** BRIEF **
Please write the data out once more, exactly as it is given.

** EXERCISE INPUTS **
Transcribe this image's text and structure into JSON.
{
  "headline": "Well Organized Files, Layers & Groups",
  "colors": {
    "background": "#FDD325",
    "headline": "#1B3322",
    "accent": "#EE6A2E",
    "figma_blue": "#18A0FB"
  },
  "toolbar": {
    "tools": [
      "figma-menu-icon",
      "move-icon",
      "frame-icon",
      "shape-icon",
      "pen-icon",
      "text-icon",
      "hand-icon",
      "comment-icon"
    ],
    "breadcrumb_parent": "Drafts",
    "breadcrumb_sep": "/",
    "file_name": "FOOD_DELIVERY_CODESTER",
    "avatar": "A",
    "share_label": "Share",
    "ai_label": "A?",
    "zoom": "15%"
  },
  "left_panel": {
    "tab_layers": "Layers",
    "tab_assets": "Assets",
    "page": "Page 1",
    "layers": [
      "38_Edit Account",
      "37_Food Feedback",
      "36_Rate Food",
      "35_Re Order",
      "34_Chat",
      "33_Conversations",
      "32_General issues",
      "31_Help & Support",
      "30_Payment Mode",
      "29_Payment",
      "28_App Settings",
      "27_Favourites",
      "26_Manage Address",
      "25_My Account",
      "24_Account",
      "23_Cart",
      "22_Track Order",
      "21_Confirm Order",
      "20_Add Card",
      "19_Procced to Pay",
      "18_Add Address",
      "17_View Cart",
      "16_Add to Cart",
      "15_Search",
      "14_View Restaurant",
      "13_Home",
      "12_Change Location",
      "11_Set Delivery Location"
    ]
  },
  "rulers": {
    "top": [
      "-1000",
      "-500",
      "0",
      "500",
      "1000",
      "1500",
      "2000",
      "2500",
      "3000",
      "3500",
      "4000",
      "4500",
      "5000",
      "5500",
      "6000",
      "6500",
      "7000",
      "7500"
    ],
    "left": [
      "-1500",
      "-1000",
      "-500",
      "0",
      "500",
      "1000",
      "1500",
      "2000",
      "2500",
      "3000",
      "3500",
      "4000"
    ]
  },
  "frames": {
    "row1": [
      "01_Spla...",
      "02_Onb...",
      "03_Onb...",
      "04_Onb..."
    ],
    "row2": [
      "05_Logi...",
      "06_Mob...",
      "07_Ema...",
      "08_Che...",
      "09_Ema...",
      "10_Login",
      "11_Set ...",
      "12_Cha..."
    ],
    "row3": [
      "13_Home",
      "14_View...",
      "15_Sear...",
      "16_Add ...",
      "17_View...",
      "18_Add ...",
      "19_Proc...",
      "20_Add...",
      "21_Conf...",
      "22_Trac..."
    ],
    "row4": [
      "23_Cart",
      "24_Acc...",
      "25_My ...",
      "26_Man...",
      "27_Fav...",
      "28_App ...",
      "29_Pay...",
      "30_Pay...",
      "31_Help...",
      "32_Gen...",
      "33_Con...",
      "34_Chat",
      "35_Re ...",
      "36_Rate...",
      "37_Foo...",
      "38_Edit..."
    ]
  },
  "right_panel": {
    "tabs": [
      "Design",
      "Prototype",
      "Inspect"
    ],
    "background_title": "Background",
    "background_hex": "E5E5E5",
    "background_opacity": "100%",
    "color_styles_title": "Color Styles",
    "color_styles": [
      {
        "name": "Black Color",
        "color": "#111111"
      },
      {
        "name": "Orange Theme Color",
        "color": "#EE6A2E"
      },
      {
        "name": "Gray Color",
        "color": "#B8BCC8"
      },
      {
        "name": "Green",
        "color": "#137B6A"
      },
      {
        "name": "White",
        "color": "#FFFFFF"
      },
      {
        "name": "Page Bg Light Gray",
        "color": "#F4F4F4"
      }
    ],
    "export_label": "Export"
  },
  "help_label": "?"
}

** TASK RESPONSE **
Transcribe this image's text and structure into JSON.
{
  "headline": "Well Organized Files, Layers & Groups",
  "colors": {
    "background": "#FDD325",
    "headline": "#1B3322",
    "accent": "#EE6A2E",
    "figma_blue": "#18A0FB"
  },
  "toolbar": {
    "tools": [
      "figma-menu-icon",
      "move-icon",
      "frame-icon",
      "shape-icon",
      "pen-icon",
      "text-icon",
      "hand-icon",
      "comment-icon"
    ],
    "breadcrumb_parent": "Drafts",
    "breadcrumb_sep": "/",
    "file_name": "FOOD_DELIVERY_CODESTER",
    "avatar": "A",
    "share_label": "Share",
    "ai_label": "A?",
    "zoom": "15%"
  },
  "left_panel": {
    "tab_layers": "Layers",
    "tab_assets": "Assets",
    "page": "Page 1",
    "layers": [
      "38_Edit Account",
      "37_Food Feedback",
      "36_Rate Food",
      "35_Re Order",
      "34_Chat",
      "33_Conversations",
      "32_General issues",
      "31_Help & Support",
      "30_Payment Mode",
      "29_Payment",
      "28_App Settings",
      "27_Favourites",
      "26_Manage Address",
      "25_My Account",
      "24_Account",
      "23_Cart",
      "22_Track Order",
      "21_Confirm Order",
      "20_Add Card",
      "19_Procced to Pay",
      "18_Add Address",
      "17_View Cart",
      "16_Add to Cart",
      "15_Search",
      "14_View Restaurant",
      "13_Home",
      "12_Change Location",
      "11_Set Delivery Location"
    ]
  },
  "rulers": {
    "top": [
      "-1000",
      "-500",
      "0",
      "500",
      "1000",
      "1500",
      "2000",
      "2500",
      "3000",
      "3500",
      "4000",
      "4500",
      "5000",
      "5500",
      "6000",
      "6500",
      "7000",
      "7500"
    ],
    "left": [
      "-1500",
      "-1000",
      "-500",
      "0",
      "500",
      "1000",
      "1500",
      "2000",
      "2500",
      "3000",
      "3500",
      "4000"
    ]
  },
  "frames": {
    "row1": [
      "01_Spla...",
      "02_Onb...",
      "03_Onb...",
      "04_Onb..."
    ],
    "row2": [
      "05_Logi...",
      "06_Mob...",
      "07_Ema...",
      "08_Che...",
      "09_Ema...",
      "10_Login",
      "11_Set ...",
      "12_Cha..."
    ],
    "row3": [
      "13_Home",
      "14_View...",
      "15_Sear...",
      "16_Add ...",
      "17_View...",
      "18_Add ...",
      "19_Proc...",
      "20_Add...",
      "21_Conf...",
      "22_Trac..."
    ],
    "row4": [
      "23_Cart",
      "24_Acc...",
      "25_My ...",
      "26_Man...",
      "27_Fav...",
      "28_App ...",
      "29_Pay...",
      "30_Pay...",
      "31_Help...",
      "32_Gen...",
      "33_Con...",
      "34_Chat",
      "35_Re ...",
      "36_Rate...",
      "37_Foo...",
      "38_Edit..."
    ]
  },
  "right_panel": {
    "tabs": [
      "Design",
      "Prototype",
      "Inspect"
    ],
    "background_title": "Background",
    "background_hex": "E5E5E5",
    "background_opacity": "100%",
    "color_styles_title": "Color Styles",
    "color_styles": [
      {
        "name": "Black Color",
        "color": "#111111"
      },
      {
        "name": "Orange Theme Color",
        "color": "#EE6A2E"
      },
      {
        "name": "Gray Color",
        "color": "#B8BCC8"
      },
      {
        "name": "Green",
        "color": "#137B6A"
      },
      {
        "name": "White",
        "color": "#FFFFFF"
      },
      {
        "name": "Page Bg Light Gray",
        "color": "#F4F4F4"
      }
    ],
    "export_label": "Export"
  },
  "help_label": "?"
}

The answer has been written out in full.